Adding that all up, we arrive at a total valuation of $900 per year for the incremental benefit of holding Titanium Elite status over Platinum Elite, and thus a valuation of $3,600 per year for being Titanium in general.
When you consider the fact that the bulk of that incremental benefit comes from the Free Night Award worth 40,000 points, though, it’s pretty clear that Marriott could do a much better job of differentiating Titanium from Platinum and giving members more incentive to aim for the 75-night qualification level.
Off the top of my head, come ideas that don’t seem too unreasonable might include:
Complimentary breakfast at Ritz-Carltons or EDITIONs
Access to Marriott’s five-night Travel Packages (which are currently available to timeshare owners only)
Instantly confirmable suite upgrade instruments (rather than Suite Night Awards, which are purely a mechanism to request upgrades in advance and remain subject to availability)
So if you’re on track to become a Platinum for the year, should you go out of your way to aim for Titanium Elite status?
In light of the rather limited incremental benefit, I’d probably advise only doing so if you find yourself around the 72–73 night mark, and would only need a handful of nights to make up the difference. Of course, you might well be willing to work a little harder for Titanium if you have a particularly valuable use in mind for the Free Night Award.
The difference between the Titanium and Platinum elite levels within Marriott Bonvoy is nowhere near as large as the difference between Platinum and Gold, so I’d say that Platinum is a good enough target for the majority of people looking to maximize the Bonvoy program. The major benefit of achieving Titanium is the additional free night award you earn, with United Silver status and Ritz-Carlton suite upgrades representing the icing on the cake.

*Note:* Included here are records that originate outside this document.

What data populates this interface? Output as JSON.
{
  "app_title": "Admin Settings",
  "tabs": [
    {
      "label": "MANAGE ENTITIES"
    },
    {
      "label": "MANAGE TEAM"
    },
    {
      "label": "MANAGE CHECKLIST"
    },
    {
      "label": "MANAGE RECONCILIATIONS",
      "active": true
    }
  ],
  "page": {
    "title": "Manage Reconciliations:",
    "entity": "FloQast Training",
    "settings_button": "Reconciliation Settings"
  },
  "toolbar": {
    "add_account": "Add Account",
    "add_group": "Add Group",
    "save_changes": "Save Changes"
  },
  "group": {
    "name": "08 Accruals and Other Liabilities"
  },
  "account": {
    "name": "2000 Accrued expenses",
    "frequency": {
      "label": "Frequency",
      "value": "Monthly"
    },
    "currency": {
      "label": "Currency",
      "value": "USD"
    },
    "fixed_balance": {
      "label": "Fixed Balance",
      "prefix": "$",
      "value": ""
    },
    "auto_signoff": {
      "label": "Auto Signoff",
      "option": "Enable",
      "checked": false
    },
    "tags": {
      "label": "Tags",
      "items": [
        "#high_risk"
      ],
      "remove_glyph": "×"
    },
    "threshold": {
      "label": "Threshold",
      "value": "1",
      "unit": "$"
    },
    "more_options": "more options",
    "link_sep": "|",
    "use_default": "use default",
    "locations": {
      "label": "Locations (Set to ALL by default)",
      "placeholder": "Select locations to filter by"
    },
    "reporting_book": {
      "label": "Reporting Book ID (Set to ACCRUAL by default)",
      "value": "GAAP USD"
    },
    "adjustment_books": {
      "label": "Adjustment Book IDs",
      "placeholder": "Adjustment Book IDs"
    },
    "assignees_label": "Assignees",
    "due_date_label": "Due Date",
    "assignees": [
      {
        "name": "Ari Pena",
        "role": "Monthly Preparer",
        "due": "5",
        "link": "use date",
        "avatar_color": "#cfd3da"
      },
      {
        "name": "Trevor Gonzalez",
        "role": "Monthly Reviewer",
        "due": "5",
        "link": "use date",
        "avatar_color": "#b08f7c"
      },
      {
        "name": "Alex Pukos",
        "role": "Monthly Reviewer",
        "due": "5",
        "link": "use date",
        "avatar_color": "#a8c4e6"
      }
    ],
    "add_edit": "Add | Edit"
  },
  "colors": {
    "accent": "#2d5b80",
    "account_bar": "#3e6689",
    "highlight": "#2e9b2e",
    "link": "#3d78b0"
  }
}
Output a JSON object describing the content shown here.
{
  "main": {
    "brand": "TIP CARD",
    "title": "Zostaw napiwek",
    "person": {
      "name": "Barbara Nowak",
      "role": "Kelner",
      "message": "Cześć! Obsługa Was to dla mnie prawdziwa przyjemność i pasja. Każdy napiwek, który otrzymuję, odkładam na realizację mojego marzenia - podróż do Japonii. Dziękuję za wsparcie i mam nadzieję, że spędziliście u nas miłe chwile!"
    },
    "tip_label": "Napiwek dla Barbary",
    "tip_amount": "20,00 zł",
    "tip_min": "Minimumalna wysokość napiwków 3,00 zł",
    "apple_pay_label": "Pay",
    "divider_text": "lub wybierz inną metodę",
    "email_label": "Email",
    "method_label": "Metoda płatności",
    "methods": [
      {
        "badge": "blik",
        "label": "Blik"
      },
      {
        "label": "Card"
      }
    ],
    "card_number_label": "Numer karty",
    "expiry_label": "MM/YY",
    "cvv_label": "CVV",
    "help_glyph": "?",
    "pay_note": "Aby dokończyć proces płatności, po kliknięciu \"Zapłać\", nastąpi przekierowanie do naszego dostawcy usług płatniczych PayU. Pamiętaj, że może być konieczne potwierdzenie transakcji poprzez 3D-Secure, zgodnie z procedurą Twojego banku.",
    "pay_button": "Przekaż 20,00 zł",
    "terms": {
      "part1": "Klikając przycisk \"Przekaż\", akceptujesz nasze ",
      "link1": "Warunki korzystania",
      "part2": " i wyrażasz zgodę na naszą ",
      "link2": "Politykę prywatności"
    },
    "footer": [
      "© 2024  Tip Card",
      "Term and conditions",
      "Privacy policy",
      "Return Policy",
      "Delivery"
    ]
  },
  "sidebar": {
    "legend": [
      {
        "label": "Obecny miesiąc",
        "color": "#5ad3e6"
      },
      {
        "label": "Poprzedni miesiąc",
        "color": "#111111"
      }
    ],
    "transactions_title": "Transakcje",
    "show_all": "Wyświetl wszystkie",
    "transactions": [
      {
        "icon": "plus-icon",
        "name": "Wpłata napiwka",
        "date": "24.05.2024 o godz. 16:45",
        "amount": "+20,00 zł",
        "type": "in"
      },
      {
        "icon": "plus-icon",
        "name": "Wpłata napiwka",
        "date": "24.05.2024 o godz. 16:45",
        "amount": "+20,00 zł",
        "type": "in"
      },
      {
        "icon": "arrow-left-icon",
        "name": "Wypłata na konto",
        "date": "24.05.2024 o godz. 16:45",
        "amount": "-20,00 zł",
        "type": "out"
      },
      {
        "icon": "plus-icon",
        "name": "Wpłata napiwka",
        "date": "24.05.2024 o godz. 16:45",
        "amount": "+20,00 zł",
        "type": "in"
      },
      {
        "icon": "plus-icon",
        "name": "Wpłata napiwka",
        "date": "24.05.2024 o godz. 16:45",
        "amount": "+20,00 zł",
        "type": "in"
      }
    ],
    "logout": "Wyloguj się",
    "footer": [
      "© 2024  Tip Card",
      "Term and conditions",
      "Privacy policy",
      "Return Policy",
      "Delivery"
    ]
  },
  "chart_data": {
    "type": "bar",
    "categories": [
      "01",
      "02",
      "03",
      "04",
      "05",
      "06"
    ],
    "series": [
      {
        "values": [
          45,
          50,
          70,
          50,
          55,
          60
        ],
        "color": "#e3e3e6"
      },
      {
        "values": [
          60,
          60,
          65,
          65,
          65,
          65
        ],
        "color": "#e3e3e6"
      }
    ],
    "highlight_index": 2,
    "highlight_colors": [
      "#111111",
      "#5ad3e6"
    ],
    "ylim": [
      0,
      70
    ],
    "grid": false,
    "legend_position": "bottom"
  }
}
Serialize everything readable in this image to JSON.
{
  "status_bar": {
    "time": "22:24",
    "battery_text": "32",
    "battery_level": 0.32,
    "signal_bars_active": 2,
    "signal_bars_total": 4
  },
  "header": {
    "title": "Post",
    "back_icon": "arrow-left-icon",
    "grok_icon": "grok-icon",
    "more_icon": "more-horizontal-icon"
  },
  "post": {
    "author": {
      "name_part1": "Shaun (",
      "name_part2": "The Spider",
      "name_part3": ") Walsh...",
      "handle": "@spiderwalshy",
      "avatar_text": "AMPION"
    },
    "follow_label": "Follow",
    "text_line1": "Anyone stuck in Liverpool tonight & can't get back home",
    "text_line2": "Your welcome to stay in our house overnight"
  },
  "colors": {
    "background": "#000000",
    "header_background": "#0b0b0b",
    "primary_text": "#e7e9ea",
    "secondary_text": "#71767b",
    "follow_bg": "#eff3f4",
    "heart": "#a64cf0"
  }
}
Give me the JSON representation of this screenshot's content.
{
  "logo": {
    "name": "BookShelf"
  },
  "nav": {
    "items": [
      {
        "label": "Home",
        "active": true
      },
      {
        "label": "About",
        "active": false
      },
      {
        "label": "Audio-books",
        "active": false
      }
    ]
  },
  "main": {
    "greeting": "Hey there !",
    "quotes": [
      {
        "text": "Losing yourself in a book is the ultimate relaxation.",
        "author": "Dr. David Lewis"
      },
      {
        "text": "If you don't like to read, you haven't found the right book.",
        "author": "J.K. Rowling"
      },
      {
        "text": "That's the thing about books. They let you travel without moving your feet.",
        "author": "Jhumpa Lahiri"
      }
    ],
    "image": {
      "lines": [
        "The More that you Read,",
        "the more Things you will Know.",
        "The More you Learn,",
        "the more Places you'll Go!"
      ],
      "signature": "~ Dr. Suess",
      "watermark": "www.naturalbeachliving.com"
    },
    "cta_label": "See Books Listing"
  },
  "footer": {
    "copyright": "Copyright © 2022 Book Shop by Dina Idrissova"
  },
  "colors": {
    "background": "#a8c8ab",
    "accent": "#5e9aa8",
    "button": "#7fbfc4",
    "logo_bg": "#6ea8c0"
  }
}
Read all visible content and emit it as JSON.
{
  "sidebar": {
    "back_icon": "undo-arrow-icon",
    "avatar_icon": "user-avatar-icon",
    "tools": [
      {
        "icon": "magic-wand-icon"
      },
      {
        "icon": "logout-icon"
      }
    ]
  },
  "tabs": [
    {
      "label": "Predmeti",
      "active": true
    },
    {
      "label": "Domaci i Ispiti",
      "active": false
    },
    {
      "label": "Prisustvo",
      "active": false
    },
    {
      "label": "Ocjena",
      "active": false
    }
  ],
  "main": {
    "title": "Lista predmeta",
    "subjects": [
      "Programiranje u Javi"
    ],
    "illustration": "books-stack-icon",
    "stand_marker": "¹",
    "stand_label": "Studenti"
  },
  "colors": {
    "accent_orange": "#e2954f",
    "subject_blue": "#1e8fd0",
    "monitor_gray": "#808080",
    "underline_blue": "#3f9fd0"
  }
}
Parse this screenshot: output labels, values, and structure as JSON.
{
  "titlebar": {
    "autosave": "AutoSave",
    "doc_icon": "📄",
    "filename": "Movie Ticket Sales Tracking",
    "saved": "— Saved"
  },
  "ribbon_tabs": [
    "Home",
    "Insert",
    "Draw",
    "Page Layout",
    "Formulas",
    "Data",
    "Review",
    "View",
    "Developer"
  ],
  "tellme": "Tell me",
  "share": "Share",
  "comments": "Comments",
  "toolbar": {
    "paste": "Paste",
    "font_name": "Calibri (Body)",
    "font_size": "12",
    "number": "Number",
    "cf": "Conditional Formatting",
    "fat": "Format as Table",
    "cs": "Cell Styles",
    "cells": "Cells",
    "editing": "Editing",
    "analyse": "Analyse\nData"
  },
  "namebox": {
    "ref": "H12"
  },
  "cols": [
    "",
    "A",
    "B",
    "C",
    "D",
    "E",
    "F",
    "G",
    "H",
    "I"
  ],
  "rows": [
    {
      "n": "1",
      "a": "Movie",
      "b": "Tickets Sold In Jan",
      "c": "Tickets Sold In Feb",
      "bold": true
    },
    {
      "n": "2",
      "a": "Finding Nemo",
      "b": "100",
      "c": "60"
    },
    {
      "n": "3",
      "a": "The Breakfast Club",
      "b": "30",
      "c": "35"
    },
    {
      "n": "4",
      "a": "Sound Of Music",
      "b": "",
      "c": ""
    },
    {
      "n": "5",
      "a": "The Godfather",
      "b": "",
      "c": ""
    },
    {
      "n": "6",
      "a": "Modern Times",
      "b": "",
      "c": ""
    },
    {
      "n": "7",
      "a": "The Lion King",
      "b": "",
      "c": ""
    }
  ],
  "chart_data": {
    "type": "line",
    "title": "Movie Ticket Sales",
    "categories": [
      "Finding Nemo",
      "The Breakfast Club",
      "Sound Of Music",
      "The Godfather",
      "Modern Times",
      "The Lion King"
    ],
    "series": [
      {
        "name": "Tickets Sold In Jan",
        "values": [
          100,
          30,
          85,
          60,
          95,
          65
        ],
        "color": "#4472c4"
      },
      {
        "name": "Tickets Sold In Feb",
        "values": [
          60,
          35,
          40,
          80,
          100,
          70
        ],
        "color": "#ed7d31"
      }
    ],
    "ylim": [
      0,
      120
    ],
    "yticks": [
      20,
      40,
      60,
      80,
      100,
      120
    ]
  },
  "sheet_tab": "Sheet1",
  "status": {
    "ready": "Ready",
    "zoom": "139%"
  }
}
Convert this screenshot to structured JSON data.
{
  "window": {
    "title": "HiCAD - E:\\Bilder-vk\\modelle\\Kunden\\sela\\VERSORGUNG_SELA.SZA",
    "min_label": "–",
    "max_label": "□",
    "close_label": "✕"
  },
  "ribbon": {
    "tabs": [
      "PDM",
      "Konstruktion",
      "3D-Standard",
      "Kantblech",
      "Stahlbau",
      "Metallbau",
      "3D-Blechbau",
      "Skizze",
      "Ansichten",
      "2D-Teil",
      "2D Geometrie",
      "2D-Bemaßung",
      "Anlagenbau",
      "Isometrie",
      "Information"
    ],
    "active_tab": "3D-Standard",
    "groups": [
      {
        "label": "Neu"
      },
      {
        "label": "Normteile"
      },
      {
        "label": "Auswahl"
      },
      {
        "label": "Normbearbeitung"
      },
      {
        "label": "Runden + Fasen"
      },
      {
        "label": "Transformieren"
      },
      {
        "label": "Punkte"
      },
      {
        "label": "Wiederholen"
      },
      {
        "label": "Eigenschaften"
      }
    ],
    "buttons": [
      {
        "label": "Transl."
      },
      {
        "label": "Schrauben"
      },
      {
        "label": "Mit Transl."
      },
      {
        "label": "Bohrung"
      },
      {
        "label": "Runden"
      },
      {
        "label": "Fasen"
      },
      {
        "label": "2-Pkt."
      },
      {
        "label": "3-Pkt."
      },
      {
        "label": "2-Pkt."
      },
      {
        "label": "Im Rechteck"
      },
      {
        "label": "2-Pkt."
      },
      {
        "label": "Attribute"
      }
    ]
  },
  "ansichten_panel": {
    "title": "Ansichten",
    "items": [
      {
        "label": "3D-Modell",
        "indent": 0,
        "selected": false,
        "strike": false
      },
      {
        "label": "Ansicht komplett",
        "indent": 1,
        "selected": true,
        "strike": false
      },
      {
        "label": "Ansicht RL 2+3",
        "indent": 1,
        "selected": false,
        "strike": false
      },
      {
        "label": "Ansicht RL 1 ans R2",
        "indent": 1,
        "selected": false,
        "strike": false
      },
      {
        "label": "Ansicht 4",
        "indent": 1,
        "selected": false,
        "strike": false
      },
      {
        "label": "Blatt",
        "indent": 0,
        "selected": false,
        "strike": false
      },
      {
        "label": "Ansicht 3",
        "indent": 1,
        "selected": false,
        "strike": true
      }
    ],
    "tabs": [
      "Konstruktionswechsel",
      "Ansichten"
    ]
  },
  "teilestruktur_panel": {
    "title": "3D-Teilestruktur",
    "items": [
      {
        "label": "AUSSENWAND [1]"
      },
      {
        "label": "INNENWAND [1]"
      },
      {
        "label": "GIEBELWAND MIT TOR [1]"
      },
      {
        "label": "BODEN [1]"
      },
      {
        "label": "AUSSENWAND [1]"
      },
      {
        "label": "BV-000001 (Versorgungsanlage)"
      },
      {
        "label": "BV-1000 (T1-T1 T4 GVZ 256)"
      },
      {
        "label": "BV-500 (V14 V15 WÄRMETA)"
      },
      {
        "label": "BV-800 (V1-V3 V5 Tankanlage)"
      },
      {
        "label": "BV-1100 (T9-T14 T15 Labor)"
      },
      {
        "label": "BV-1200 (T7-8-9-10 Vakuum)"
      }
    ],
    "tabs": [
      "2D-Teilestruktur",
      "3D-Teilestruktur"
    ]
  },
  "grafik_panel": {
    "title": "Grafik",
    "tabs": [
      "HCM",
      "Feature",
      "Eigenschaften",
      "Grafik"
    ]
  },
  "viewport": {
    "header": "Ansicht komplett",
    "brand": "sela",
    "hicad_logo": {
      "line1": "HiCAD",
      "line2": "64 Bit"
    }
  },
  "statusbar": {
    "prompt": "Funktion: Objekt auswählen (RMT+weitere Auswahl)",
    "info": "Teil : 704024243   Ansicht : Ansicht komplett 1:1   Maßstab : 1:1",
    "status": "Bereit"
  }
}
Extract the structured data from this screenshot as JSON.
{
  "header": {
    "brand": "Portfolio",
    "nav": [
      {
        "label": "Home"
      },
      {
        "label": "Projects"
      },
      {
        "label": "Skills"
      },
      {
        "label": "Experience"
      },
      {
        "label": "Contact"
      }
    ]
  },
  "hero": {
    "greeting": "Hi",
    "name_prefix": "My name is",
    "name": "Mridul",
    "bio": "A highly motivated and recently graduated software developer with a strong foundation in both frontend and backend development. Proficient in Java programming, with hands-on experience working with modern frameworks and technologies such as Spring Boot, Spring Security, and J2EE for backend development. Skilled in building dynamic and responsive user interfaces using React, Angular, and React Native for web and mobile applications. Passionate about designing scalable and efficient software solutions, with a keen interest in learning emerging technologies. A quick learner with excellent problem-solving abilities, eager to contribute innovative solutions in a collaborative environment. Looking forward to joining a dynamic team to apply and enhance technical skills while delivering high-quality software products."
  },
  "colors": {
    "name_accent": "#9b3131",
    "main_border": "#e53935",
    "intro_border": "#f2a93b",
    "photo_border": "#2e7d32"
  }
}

I certainly hope Marriott introduces some more Titanium benefits to spruce things up as time goes on, and I’m sure I’m not the only Titanium member who feels this way.